“You’ll love it,” I said, drawing tiny stars on the corner of an envelope. I often found things to do while talking with him on the phone, small acts of self-protection. Weeding the neighbor’s garden. Flossing my teeth. Browsing my grandmother’s six recipes for gnocchi. The less you listened the less you got hurt.

“So you can’t wait for me to leave?” he said. “I knew it.”

“No, Papa. I’m happy for you,” I said, somewhat absently. “Going back home.”

“How’s business?” he asked.

“Steady,” I said, meaning steadily nonexistent. I’d taken the little bit of money my mother left me and invested it in a boutique floral business. I made large-scale plant installations for fashion shows, commercial shoots, corporate launches, high net-worth engagements. A coverlet of two-hundred red roses for the tech entrepreneur caught in an extramarital affair. Pale pink grass for an alt-folk album cover. Business was episodic, even a surprise.

“It’s time you did something extraordinary,” he said.

“Each installation is extraordinary,” I said, offended. I thought of the carpet of Bermuda grass and birds-of-paradise I’d installed in a corporate bank lobby a few months before. The bank was advertising a wellness initiative. The brochure model wore three-inch heels and held an apple out toward the camera; she struck me as some sort of supermarket Eve. I had to leave when I saw her standing in the middle of my installation. She cheapened the art.

After that disappointment, I conceptualized a big, signature project, something unusual and iconic. I purchased an enormous, twelve-foot-high terrarium from Austria and had spent the last two weeks cursing as I attempted to assemble it in my shop.

“Let me review your balance sheet,” Papa said. “Send me a copy.”


“No? Don’t be ridiculous. I’m an expert, and I’m free.”

My father loved Jack Welch, barking into the telephone, and [End Page 41] making deals. He told you what you would do with your life. He told my mother, me, his brother, the woman who cleaned his house. And to reassure myself of my independence, my own strength, I’d spent the last three years steadily defying him. No, I would not take his clothes to the cleaner after Mama died. No, I wouldn’t listen to his thoughts about Berlusconi again. I wouldn’t grow out my hair to soften my face. And I would not give him my outdated balance sheet or visit Cagliari. Not now, anyway.

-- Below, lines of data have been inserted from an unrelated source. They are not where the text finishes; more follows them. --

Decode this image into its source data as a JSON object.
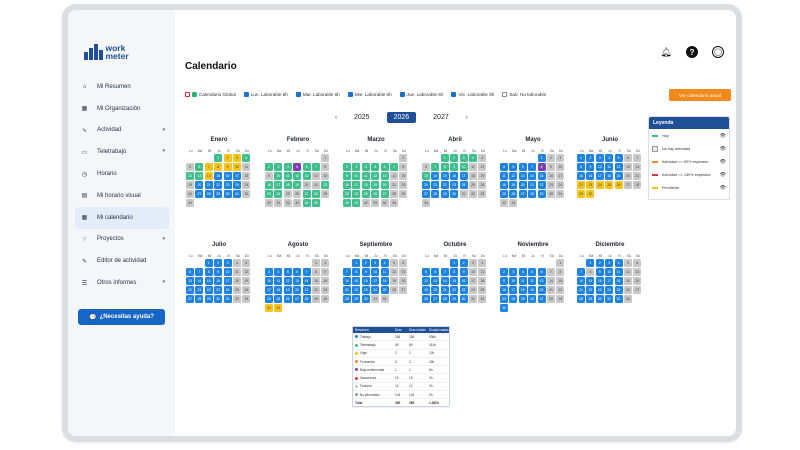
{
  "app": {
    "logo_line1": "work",
    "logo_line2": "meter",
    "window_dots": [
      "#ff5f57",
      "#febc2e",
      "#28c840"
    ]
  },
  "sidebar": {
    "items": [
      {
        "label": "Mi Resumen",
        "icon": "home-icon",
        "glyph": "⌂"
      },
      {
        "label": "Mi Organización",
        "icon": "organization-icon",
        "glyph": "▦"
      },
      {
        "label": "Actividad",
        "icon": "activity-icon",
        "glyph": "∿",
        "chevron": true
      },
      {
        "label": "Teletrabajo",
        "icon": "remote-work-icon",
        "glyph": "▭",
        "chevron": true
      },
      {
        "label": "Horario",
        "icon": "clock-icon",
        "glyph": "◷"
      },
      {
        "label": "Mi horario visual",
        "icon": "visual-schedule-icon",
        "glyph": "▤"
      },
      {
        "label": "Mi calendario",
        "icon": "calendar-icon",
        "glyph": "▦",
        "active": true
      },
      {
        "label": "Proyectos",
        "icon": "projects-icon",
        "glyph": "⁙",
        "chevron": true
      },
      {
        "label": "Editor de actividad",
        "icon": "edit-icon",
        "glyph": "✎"
      },
      {
        "label": "Otros informes",
        "icon": "reports-icon",
        "glyph": "☰",
        "chevron": true
      }
    ],
    "help_label": "¿Necesitas ayuda?"
  },
  "header": {
    "title": "Calendario",
    "icons": [
      "bell-icon",
      "help-icon",
      "user-icon"
    ]
  },
  "filters": [
    {
      "label": "Calendario Global",
      "state": "red-green"
    },
    {
      "label": "Lun. Laborable 6h",
      "state": "on"
    },
    {
      "label": "Mar. Laborable 6h",
      "state": "on"
    },
    {
      "label": "Mie. Laborable 6h",
      "state": "on"
    },
    {
      "label": "Jue. Laborable 6h",
      "state": "on"
    },
    {
      "label": "Vie. Laborable 6h",
      "state": "on"
    },
    {
      "label": "Sab. No laborable",
      "state": "off"
    }
  ],
  "view_button": "Ver calendario anual",
  "years": {
    "items": [
      "2025",
      "2026",
      "2027"
    ],
    "active": "2026",
    "prev": "‹",
    "next": "›"
  },
  "dow_labels": [
    "Lu",
    "Ma",
    "Mi",
    "Ju",
    "Vi",
    "Sá",
    "Do"
  ],
  "colors": {
    "b": "#1f84e0",
    "g": "#3fbf8c",
    "y": "#f5c31b",
    "r": "#cc3a4a",
    "p": "#7a3fb0",
    "x": "#c8c8c8",
    "o": "#ee8a2a"
  },
  "months": [
    {
      "name": "Enero",
      "offset": 3,
      "codes": "gyygxgyyyyxggybbbxxbbbbbxxbbbbbxx"
    },
    {
      "name": "Febrero",
      "offset": 6,
      "codes": "xgggpggxxggggxxggggxxgggxxggxxxxxgg"
    },
    {
      "name": "Marzo",
      "offset": 6,
      "codes": "xggggggxgggggxxgggggxxgggggxxggxxxx"
    },
    {
      "name": "Abril",
      "offset": 2,
      "codes": "ggggxxggggxxgbbbbxxbbbbbxxbbbbxxxx"
    },
    {
      "name": "Mayo",
      "offset": 4,
      "codes": "bxxbbbbpxxbbbbbxxbbbbbxxbbbbbxxxx"
    },
    {
      "name": "Junio",
      "offset": 0,
      "codes": "bbbbbxxbbbbbxxbbbbbxxyyyyyxxyy"
    },
    {
      "name": "Julio",
      "offset": 2,
      "codes": "bbbxxbbbbbxxbbbbbxxbbbbbxxbbbbbxx"
    },
    {
      "name": "Agosto",
      "offset": 5,
      "codes": "xxbbbbbxxbbbbbxxbbbbbxxbbbbbxxyy"
    },
    {
      "name": "Septiembre",
      "offset": 1,
      "codes": "bbbbxxbbbbbxxbbbbbxxbbbbbxxbbbxx"
    },
    {
      "name": "Octubre",
      "offset": 3,
      "codes": "bbxxbbbbbxxbbbbbxxbbbbbxxbbbbbxx"
    },
    {
      "name": "Noviembre",
      "offset": 6,
      "codes": "xbbbbbxxbbbbbxxbbbbbxxbbbbbxxb"
    },
    {
      "name": "Diciembre",
      "offset": 1,
      "codes": "bbbbxxbxbbbxxbbbbbxxbbbbbxxbbbbbx"
    }
  ],
  "legend": {
    "title": "Leyenda",
    "items": [
      {
        "label": "Hoy",
        "color": "#3fbf8c",
        "kind": "line"
      },
      {
        "label": "No hay actividad",
        "color": "#e8e8e8",
        "kind": "box"
      },
      {
        "label": "Actividad <= 50% esperado",
        "color": "#ee8a2a",
        "kind": "line"
      },
      {
        "label": "Actividad <= 130% esperado",
        "color": "#cc3a4a",
        "kind": "line"
      },
      {
        "label": "Pendiente",
        "color": "#f5c31b",
        "kind": "line"
      }
    ]
  },
  "summary": {
    "headers": [
      "Resumen",
      "Días",
      "Días totales",
      "Días/jornadas"
    ],
    "rows": [
      {
        "label": "Trabajo",
        "color": "#1f84e0",
        "c1": "156",
        "c2": "156",
        "c3": "936h"
      },
      {
        "label": "Teletrabajo",
        "color": "#3fbf8c",
        "c1": "69",
        "c2": "69",
        "c3": "414h"
      },
      {
        "label": "Viaje",
        "color": "#f5c31b",
        "c2": "2",
        "c1": "2",
        "c3": "12h"
      },
      {
        "label": "Formación",
        "color": "#ee8a2a",
        "c1": "3",
        "c2": "3",
        "c3": "18h"
      },
      {
        "label": "Baja enfermedad",
        "color": "#7a3fb0",
        "c1": "1",
        "c2": "1",
        "c3": "6h"
      },
      {
        "label": "Vacaciones",
        "color": "#cc3a4a",
        "c1": "15",
        "c2": "15",
        "c3": "0h"
      },
      {
        "label": "Festivos",
        "color": "#c8c8c8",
        "c1": "12",
        "c2": "12",
        "c3": "0h"
      },
      {
        "label": "No laborables",
        "color": "#999999",
        "c1": "104",
        "c2": "104",
        "c3": "0h"
      }
    ],
    "total": {
      "label": "Total",
      "c1": "365",
      "c2": "365",
      "c3": "1.380h"
    }
  }
}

“My world doesn’t revolve around profit,” I insisted.

“Maybe it should, piccola. Maybe then you’d feel satisfied.”

It was important to my father to win. But I’d come to see that he did not respect people who agreed with him. His love language was war.

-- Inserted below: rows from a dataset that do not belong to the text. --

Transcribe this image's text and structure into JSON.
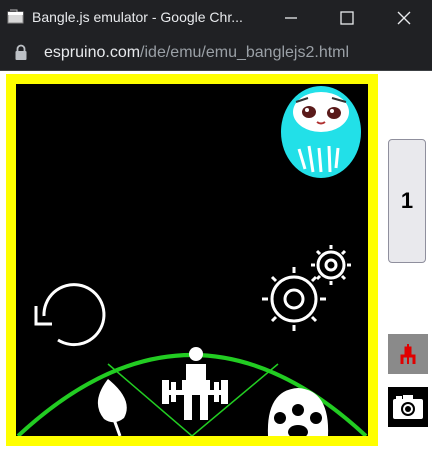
{
  "window": {
    "title": "Bangle.js emulator - Google Chr...",
    "minimize": "minimize",
    "maximize": "maximize",
    "close": "close"
  },
  "address_bar": {
    "url_host": "espruino.com",
    "url_path": "/ide/emu/emu_banglejs2.html"
  },
  "emulator": {
    "hw_button_label": "1",
    "tools": [
      "chart-icon",
      "camera-icon"
    ]
  },
  "colors": {
    "frame": "#ffff00",
    "screen": "#000000",
    "arc": "#22cc22",
    "blob": "#22e0e8"
  }
}
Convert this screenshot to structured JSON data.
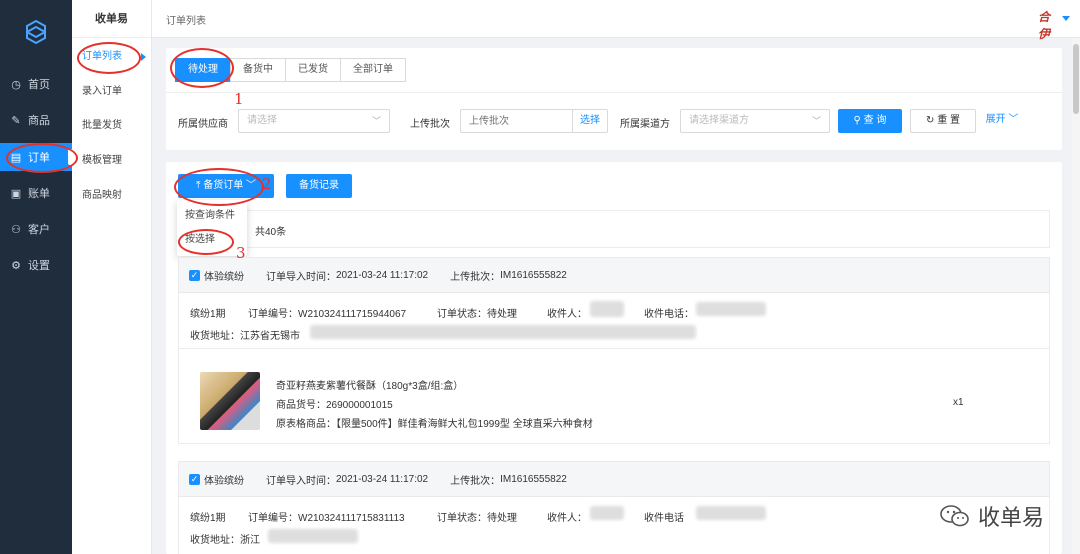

Zach, my gently estranged husband, lived with his parents and our old cat Zipper on the Upper West Side. We’d planned to divorce for a while, but neither of us liked paperwork.

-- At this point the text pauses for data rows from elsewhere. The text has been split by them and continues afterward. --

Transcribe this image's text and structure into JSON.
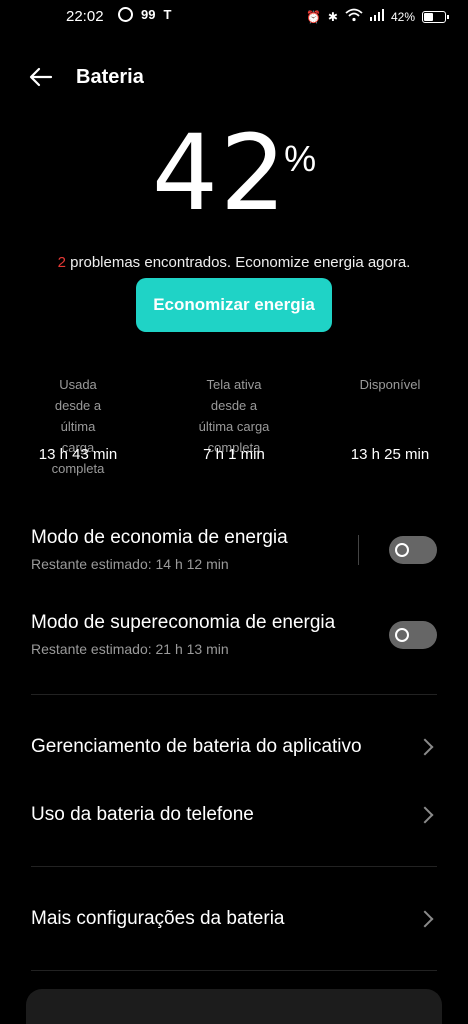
{
  "status_bar": {
    "time": "22:02",
    "notif_count": "99",
    "battery_percent": "42%",
    "battery_level": 0.42
  },
  "header": {
    "title": "Bateria"
  },
  "battery": {
    "percent_value": "42",
    "percent_symbol": "%",
    "problems_count": "2",
    "problems_text": " problemas encontrados. Economize energia agora.",
    "save_button": "Economizar energia"
  },
  "stats": [
    {
      "label": "Usada desde a última carga completa",
      "value": "13 h 43 min"
    },
    {
      "label": "Tela ativa desde a última carga completa",
      "value": "7 h 1 min"
    },
    {
      "label": "Disponível",
      "value": "13 h 25 min"
    }
  ],
  "modes": {
    "power_saving": {
      "title": "Modo de economia de energia",
      "subtitle": "Restante estimado:  14 h 12 min",
      "enabled": false
    },
    "super_saving": {
      "title": "Modo de supereconomia de energia",
      "subtitle": "Restante estimado:  21 h 13 min",
      "enabled": false
    }
  },
  "menu": {
    "app_management": "Gerenciamento de bateria do aplicativo",
    "phone_usage": "Uso da bateria do telefone",
    "more_settings": "Mais configurações da bateria"
  }
}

A few days a week he would visit the shop to see what I was working on. My atelier—I preferred...